After Pakistani social media star and self-proclaimed feminist Qandeel Baloch was murdered this week in an apparent honor killing, reports started to swirl that her own brother had carried out the tragic act in response to Baloch’s photos and videos that she posted online. In the aftermath of her death her brother fled law enforcement and was briefly in hiding until police captured him and arrested him for the crime. Now, he is speaking out about his actions for the first time and does not seem at all repentant about what he did.
In a police press conference held after his arrest, Waseem Azeem (Qandeel’s legal name was Fouzia Azeem) not only admitted to the crime but asserted that “now everybody will remember [him] with honour” for his actions. As had been suspected before his arrest, Azeem was upset about Qandeel’s modeling and action on social media. He had decided to kill her months ago after his sister posted videos of herself with Pakistani religious scholar Mufti Abdul Qavi, but was “waiting for the best moment.”
Furthermore, Azeem admits that he is a drug addict but maintains that he was in full control of his mind when he killed his sister by slipping her a sleeping pill and then strangling her in their home. Despite Qandeel being a “family breadwinner” Azeem found her actions “unbearable” and even says if he didn’t kill her he was considering committing suicide to end the embarrassment he was feeling on behalf of his entire family.

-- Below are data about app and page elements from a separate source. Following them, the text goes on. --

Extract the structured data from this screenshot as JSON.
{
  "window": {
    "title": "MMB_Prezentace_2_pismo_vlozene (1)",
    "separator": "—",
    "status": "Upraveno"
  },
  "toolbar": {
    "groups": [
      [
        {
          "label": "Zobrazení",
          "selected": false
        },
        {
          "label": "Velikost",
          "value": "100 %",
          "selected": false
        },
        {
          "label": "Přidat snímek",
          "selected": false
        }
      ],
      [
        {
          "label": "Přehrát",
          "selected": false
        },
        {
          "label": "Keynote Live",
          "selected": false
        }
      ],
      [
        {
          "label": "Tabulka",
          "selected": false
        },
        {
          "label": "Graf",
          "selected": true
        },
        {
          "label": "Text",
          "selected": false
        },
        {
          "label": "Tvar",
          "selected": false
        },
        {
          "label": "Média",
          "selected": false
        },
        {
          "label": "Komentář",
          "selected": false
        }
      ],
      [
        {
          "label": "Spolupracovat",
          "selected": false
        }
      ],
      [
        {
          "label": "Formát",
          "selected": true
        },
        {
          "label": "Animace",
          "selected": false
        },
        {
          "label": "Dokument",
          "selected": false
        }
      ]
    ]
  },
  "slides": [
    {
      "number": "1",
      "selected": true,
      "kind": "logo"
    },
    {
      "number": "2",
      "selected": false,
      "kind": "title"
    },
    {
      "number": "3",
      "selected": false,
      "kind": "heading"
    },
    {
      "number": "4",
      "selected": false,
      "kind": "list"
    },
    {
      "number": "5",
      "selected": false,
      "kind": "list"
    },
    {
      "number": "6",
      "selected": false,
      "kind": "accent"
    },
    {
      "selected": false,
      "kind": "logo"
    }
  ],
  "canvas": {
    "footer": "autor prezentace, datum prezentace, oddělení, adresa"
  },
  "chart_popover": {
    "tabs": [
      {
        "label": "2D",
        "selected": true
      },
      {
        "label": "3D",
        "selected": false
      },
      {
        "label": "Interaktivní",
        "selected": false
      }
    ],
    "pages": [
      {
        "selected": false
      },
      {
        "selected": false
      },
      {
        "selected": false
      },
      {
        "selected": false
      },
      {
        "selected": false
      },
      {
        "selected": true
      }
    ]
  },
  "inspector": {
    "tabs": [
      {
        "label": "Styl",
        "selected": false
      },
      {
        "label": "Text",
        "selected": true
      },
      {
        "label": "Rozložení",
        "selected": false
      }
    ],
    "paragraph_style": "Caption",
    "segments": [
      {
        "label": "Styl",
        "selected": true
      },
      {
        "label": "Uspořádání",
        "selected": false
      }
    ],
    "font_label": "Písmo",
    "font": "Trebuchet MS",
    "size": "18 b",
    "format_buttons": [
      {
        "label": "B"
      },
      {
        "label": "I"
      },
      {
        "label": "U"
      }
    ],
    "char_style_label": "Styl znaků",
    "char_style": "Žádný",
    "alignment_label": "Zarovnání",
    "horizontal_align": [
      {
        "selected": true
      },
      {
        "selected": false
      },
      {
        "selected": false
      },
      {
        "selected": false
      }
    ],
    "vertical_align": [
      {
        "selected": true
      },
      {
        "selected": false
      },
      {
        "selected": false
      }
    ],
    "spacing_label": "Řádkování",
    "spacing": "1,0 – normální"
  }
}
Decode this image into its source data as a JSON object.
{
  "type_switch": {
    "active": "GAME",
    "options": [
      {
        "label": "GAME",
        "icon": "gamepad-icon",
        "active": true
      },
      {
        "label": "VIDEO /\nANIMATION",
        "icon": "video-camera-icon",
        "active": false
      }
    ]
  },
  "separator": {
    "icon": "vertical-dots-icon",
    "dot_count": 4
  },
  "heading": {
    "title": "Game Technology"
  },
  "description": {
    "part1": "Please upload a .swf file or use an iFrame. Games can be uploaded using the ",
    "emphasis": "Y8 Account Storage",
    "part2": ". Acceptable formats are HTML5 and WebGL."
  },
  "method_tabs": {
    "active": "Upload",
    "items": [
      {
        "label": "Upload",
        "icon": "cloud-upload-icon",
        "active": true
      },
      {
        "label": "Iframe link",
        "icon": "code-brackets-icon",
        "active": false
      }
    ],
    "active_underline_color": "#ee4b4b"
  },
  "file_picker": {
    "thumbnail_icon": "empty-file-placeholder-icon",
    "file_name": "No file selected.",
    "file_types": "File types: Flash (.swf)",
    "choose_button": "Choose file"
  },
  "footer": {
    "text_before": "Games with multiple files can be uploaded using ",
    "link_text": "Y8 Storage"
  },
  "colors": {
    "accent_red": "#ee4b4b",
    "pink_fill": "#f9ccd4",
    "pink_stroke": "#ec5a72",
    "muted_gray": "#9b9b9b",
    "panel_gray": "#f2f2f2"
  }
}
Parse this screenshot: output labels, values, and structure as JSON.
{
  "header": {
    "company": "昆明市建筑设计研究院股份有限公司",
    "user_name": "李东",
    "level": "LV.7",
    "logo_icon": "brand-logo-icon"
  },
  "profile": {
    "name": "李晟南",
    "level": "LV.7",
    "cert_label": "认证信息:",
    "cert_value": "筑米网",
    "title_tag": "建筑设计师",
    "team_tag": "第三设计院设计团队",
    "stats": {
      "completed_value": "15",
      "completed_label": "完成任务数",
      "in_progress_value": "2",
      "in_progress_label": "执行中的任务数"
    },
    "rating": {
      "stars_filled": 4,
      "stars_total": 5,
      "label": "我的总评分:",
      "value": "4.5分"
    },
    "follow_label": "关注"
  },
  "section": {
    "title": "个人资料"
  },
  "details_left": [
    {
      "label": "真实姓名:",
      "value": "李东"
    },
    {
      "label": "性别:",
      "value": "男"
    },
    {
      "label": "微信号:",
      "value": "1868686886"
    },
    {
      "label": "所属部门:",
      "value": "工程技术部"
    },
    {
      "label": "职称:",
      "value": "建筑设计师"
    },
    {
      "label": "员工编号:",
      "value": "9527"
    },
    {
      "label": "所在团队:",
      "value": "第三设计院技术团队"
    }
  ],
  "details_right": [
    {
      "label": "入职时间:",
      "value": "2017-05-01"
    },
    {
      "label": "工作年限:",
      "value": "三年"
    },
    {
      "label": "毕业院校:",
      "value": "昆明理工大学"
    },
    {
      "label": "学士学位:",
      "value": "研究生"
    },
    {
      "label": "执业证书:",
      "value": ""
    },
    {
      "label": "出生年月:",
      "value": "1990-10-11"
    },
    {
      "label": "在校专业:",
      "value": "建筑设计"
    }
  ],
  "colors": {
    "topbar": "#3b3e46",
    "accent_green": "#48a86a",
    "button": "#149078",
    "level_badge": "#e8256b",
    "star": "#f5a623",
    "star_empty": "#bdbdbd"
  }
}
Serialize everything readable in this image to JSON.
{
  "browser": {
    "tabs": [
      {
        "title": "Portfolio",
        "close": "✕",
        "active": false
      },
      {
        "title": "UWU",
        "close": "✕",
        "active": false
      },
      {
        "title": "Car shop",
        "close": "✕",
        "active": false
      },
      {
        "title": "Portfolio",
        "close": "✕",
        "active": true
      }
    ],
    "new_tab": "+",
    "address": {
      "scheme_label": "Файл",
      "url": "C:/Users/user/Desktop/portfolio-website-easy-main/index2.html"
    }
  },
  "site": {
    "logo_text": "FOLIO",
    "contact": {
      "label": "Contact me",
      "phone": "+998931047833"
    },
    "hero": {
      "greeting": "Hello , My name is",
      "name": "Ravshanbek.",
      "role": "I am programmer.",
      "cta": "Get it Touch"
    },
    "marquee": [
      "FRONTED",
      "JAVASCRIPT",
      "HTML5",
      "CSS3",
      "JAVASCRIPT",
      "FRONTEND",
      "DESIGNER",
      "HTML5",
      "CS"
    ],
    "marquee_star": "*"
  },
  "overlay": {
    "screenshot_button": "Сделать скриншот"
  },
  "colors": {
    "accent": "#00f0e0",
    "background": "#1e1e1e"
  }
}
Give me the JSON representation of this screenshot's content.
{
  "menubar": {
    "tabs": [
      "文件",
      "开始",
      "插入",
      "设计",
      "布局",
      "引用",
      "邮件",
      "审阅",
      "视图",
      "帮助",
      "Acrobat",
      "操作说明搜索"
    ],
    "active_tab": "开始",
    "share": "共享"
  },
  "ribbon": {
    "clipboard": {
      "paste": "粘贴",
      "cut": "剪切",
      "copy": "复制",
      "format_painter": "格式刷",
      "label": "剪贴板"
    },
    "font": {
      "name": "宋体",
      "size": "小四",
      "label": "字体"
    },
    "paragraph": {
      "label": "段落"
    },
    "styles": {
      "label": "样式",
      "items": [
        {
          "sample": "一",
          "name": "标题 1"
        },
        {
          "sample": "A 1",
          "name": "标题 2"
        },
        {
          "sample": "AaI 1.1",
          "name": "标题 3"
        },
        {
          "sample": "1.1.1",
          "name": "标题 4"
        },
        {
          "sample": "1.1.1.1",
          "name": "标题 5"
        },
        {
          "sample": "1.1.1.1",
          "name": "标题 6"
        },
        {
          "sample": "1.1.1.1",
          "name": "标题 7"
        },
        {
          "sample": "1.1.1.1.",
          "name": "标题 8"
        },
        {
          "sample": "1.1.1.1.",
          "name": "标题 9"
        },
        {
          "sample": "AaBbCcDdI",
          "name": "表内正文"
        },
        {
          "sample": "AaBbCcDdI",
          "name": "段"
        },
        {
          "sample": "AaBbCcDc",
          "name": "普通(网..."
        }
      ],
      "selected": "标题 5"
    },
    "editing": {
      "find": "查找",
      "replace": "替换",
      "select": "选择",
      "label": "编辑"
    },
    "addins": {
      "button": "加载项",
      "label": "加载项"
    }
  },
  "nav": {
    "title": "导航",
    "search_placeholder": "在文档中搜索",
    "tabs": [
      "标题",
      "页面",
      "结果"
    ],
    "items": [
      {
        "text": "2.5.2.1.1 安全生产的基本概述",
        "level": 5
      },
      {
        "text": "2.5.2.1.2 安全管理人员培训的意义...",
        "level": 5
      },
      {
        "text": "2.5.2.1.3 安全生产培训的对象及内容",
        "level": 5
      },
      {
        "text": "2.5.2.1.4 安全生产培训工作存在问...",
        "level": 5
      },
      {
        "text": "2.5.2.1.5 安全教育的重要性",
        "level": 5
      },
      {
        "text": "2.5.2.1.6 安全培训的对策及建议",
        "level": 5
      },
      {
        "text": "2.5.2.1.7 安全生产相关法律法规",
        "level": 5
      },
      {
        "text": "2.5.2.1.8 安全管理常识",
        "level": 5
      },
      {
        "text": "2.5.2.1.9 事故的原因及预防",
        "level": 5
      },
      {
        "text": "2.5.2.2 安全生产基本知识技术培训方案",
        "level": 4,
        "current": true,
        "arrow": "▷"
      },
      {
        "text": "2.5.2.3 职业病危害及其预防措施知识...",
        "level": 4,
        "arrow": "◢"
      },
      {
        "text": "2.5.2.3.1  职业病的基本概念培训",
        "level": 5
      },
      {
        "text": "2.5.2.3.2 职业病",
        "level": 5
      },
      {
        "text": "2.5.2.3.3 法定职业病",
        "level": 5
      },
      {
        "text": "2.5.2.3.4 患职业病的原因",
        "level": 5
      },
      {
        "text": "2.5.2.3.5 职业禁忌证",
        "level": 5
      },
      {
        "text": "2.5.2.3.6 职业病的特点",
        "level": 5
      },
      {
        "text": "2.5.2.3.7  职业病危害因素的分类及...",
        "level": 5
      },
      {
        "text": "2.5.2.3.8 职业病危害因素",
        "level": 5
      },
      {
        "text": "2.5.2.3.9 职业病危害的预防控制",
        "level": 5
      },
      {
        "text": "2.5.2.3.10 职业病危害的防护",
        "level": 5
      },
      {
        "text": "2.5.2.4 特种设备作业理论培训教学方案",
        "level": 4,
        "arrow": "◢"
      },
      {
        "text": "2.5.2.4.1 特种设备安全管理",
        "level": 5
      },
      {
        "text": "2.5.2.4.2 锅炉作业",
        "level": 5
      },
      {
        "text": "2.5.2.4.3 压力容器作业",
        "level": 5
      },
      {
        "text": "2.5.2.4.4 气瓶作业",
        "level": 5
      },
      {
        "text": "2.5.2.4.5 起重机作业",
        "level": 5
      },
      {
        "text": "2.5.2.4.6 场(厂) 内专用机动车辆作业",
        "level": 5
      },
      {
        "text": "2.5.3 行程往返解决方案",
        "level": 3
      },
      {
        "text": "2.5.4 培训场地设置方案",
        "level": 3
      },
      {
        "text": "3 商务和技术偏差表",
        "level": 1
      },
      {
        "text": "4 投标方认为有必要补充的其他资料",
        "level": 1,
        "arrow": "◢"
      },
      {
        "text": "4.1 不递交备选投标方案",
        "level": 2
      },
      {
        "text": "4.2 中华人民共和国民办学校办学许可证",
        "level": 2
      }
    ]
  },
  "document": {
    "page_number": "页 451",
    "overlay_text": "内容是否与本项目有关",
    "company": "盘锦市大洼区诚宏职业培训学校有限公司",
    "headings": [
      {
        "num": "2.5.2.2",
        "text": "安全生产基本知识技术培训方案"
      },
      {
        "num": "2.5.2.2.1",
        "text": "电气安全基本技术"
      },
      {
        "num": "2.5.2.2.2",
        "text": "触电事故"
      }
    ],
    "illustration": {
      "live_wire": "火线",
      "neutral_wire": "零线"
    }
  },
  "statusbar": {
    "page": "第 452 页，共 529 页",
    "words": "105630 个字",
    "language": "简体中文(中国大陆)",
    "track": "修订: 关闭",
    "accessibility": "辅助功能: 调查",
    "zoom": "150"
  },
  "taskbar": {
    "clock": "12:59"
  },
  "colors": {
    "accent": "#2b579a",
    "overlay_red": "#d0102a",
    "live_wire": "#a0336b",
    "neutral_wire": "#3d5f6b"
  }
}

Honor crimes are common in Pakistan, with more than 1,000 of them reported in 2015 alone. Waseem’s statement that “girls are born only to stay at home and to bring honour to the family by following family traditions but Qandeel had never done that” provides some insight as to how serious the limitations on Pakistani women are and the violence that stems from misogynistic laws and cultural policies. The frequency with which crimes and murders like this happen in certain countries does not make Qandeel’s death at the hands of her own family and less tragic or horrifying.